Problem requirements -
Copy out every line holding the string "value" from the records below.

Data about app and page elements
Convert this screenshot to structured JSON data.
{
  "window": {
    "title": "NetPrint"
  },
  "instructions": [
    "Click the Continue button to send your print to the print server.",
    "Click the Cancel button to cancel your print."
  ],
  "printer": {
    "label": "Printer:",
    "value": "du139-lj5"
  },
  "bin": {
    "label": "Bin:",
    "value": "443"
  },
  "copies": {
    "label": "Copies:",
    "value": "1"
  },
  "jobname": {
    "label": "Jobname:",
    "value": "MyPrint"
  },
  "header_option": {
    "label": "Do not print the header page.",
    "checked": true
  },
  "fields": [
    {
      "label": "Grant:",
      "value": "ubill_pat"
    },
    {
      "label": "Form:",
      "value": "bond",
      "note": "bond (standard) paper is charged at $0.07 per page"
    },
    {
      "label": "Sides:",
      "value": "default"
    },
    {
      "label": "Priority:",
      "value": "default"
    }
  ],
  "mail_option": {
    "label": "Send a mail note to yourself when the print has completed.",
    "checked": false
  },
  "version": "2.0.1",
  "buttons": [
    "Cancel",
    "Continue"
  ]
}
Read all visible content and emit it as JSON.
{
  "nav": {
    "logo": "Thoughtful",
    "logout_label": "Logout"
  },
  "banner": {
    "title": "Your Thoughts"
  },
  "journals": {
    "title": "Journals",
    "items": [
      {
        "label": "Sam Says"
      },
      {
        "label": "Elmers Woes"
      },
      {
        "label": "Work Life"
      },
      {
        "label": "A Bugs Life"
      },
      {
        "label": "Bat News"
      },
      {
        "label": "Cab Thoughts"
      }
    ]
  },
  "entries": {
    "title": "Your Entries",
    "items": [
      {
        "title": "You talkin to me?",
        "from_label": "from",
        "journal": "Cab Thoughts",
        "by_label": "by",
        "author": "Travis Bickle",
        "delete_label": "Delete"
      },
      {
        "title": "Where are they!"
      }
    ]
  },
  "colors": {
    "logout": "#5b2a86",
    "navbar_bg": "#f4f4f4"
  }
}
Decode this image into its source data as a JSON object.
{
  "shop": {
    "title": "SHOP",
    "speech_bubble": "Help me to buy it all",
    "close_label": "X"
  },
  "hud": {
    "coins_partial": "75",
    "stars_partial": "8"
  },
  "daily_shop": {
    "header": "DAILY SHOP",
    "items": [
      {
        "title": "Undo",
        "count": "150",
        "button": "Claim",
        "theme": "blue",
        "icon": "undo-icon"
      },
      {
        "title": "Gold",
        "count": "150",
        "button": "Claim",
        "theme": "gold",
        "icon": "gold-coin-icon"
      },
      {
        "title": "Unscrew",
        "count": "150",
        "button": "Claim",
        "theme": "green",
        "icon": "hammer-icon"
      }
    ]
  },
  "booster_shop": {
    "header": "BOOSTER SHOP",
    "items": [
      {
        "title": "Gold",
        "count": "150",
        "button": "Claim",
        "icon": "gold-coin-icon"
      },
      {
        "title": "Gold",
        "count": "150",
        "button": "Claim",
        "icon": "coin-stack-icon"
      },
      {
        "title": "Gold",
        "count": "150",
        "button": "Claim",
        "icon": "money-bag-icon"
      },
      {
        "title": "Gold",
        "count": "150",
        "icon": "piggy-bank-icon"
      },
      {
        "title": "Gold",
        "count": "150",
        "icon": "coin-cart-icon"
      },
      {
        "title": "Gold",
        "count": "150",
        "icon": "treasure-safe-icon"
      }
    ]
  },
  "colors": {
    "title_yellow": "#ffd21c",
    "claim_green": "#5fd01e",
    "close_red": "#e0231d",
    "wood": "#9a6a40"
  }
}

Response -
    "value": "du139-lj5"
    "value": "443"
    "value": "1"
    "value": "MyPrint"
      "value": "ubill_pat"
      "value": "bond",
      "value": "default"
      "value": "default"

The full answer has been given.